Using conductive epoxy or screws, the ring can be mounted directly to a bearing retainer. An additional machined spacer will keep the ring away from the bearing grease cavity. Metal-to-metal contact is still essential, so the bearing retainer must be free of any coatings or other nonconductive material where it will touch the ring.
For motors with horsepower of 100 (75 kW) or less and single-row radial ball bearings on both ends, a shaft grounding ring can be installed on either end. For horizontally mounted motors greater than 100 hp and single-row radial ball bearings on both ends, the bearing housing at the non-drive end must be electrically isolated to disrupt circulating currents by, for example, the use of insulated sleeves, nonconductive coatings, ceramic bearings or hybrid bearings. The grounding ring should be installed at the drive end.
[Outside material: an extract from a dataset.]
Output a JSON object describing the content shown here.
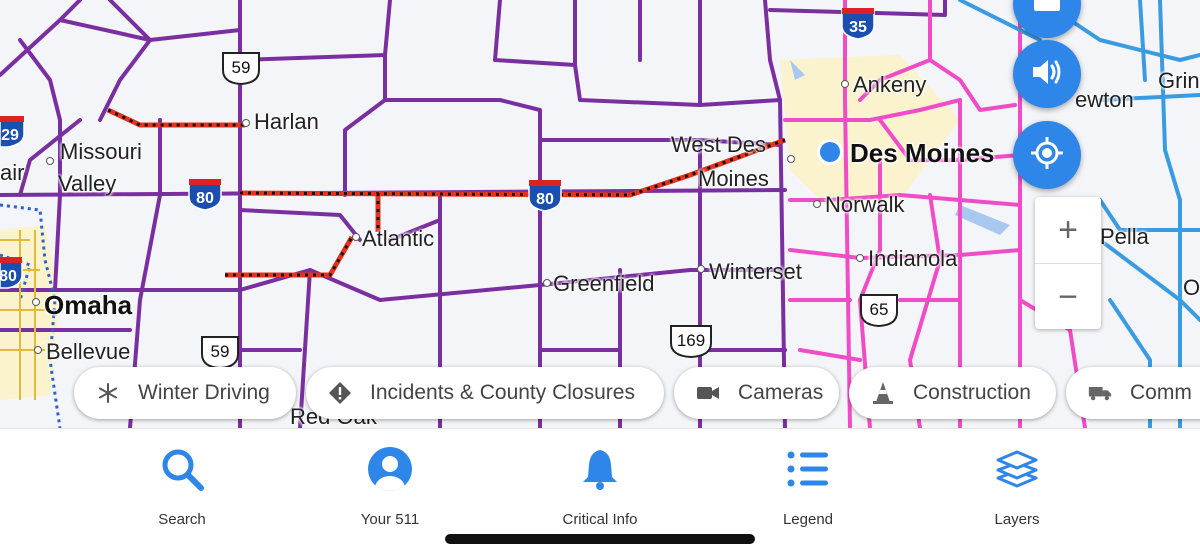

For any motor in which bearings at both ends are already insulated, the drive end is preferred for grounding-ring installation, to protect bearings in attached equipment such as a gearbox, pump, fan or encoder. For any motor with cylindrical roller, Babbitt, or sleeve bearings, the end with such bearings should be electrically isolated, and the grounding ring should be installed at the opposite end.
Starts at installation
Measuring shaft voltage on a VFD-driven motor provides good information for knowing the risk of electrical bearing damage. The best time to measure is during the start-up of a new or repaired motor. Every motor has its own unique parameters. Combined with vibration analysis, thermography, or other diagnostic services, results — including saved oscilloscope-screen images — can be presented to customers or management. Results support preventive and predictive maintenance programs.
Shaft voltages are easily measured (using appropriate safety procedures) by touching an oscilloscope probe to the shaft while the motor is running. The best probe will have a tip of high-density conductive microfibers to ensure continuous contact with the rotating shaft. A portable oscilloscope with a bandwidth of at least 100 MHz should deliver accurate waveform measurements.
Users of VFD-driven motors expect uptime and reliability. After all, VFD-induced electrical bearing damage can be repaired and prevented. Insight borne of inspection, testing and analysis leads to advance warning, and when bearings fail, proper repair practices can fix the problem for good. Motor shaft grounding rings can be installed during motor repairs or on new motors before they are put into service.
Adam Willwerth, Sales and Marketing Manager for Electro Static Technology, has extensive experience in industrial product development. He is named on four patent applications pertaining to conductive microfiber shaft grounding technology and has presented seminars on the subject of bearing current mitigation at professional conferences in the U.S. and Europe.
For a 36-page handbook on the practices summarized in the above article, contact Electro Static Technology, 31 Winterbrook Road, Mechanic Falls, ME 04256-5724, TEL: (207) 998-5140, FAX: (207) 998-5143, www.est-aegis.com/bearing.